====== Supplied data ======

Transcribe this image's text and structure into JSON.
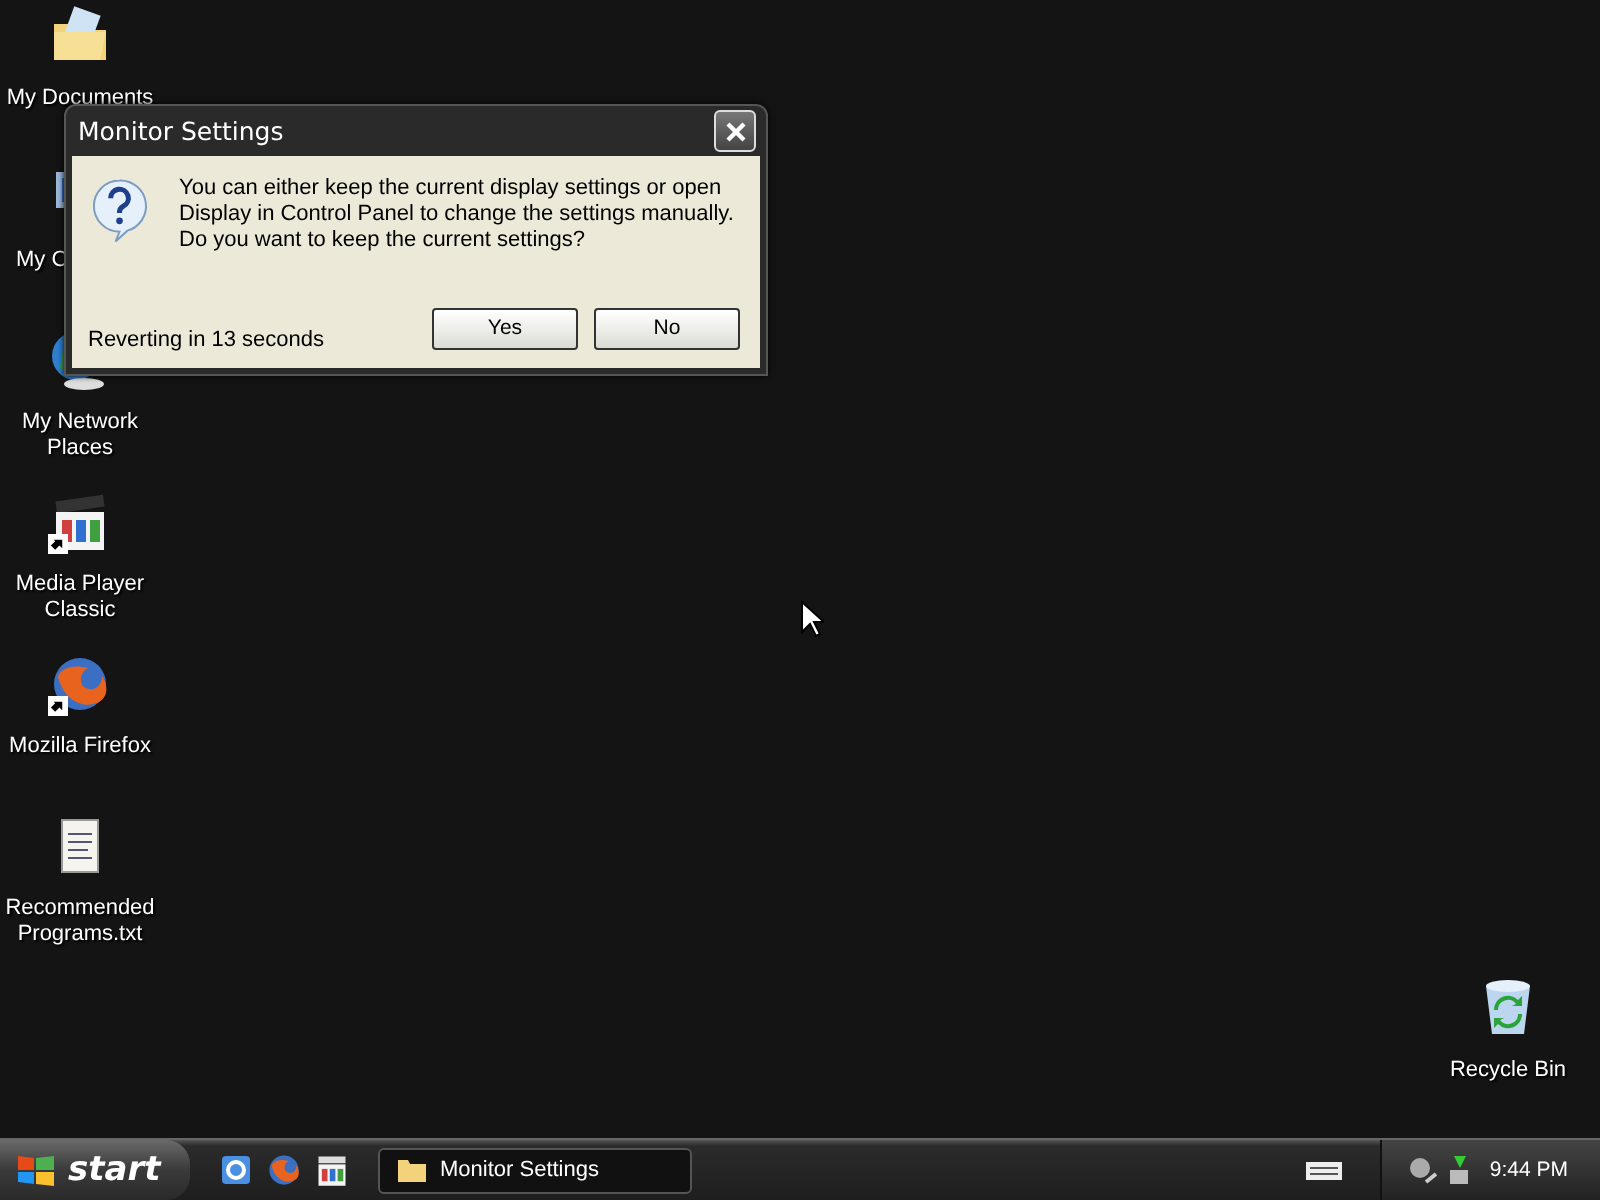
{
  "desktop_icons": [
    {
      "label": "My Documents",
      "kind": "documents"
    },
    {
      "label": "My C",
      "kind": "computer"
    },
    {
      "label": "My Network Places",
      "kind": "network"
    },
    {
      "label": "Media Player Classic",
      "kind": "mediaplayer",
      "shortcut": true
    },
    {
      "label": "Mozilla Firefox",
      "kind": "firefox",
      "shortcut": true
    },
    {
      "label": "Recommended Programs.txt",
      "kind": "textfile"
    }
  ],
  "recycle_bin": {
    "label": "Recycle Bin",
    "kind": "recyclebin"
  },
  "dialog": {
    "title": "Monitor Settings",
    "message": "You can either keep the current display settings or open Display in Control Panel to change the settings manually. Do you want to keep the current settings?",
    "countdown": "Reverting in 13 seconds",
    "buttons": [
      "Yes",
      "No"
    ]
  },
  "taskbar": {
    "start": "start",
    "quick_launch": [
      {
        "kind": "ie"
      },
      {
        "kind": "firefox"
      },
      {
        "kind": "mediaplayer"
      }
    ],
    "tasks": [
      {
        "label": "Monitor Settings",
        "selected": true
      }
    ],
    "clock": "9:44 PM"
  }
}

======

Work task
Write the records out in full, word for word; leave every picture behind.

Output below
Transcribe this image's text and structure into JSON.
{
  "desktop_icons": [
    {
      "label": "My Documents",
      "kind": "documents"
    },
    {
      "label": "My C",
      "kind": "computer"
    },
    {
      "label": "My Network Places",
      "kind": "network"
    },
    {
      "label": "Media Player Classic",
      "kind": "mediaplayer",
      "shortcut": true
    },
    {
      "label": "Mozilla Firefox",
      "kind": "firefox",
      "shortcut": true
    },
    {
      "label": "Recommended Programs.txt",
      "kind": "textfile"
    }
  ],
  "recycle_bin": {
    "label": "Recycle Bin",
    "kind": "recyclebin"
  },
  "dialog": {
    "title": "Monitor Settings",
    "message": "You can either keep the current display settings or open Display in Control Panel to change the settings manually. Do you want to keep the current settings?",
    "countdown": "Reverting in 13 seconds",
    "buttons": [
      "Yes",
      "No"
    ]
  },
  "taskbar": {
    "start": "start",
    "quick_launch": [
      {
        "kind": "ie"
      },
      {
        "kind": "firefox"
      },
      {
        "kind": "mediaplayer"
      }
    ],
    "tasks": [
      {
        "label": "Monitor Settings",
        "selected": true
      }
    ],
    "clock": "9:44 PM"
  }
}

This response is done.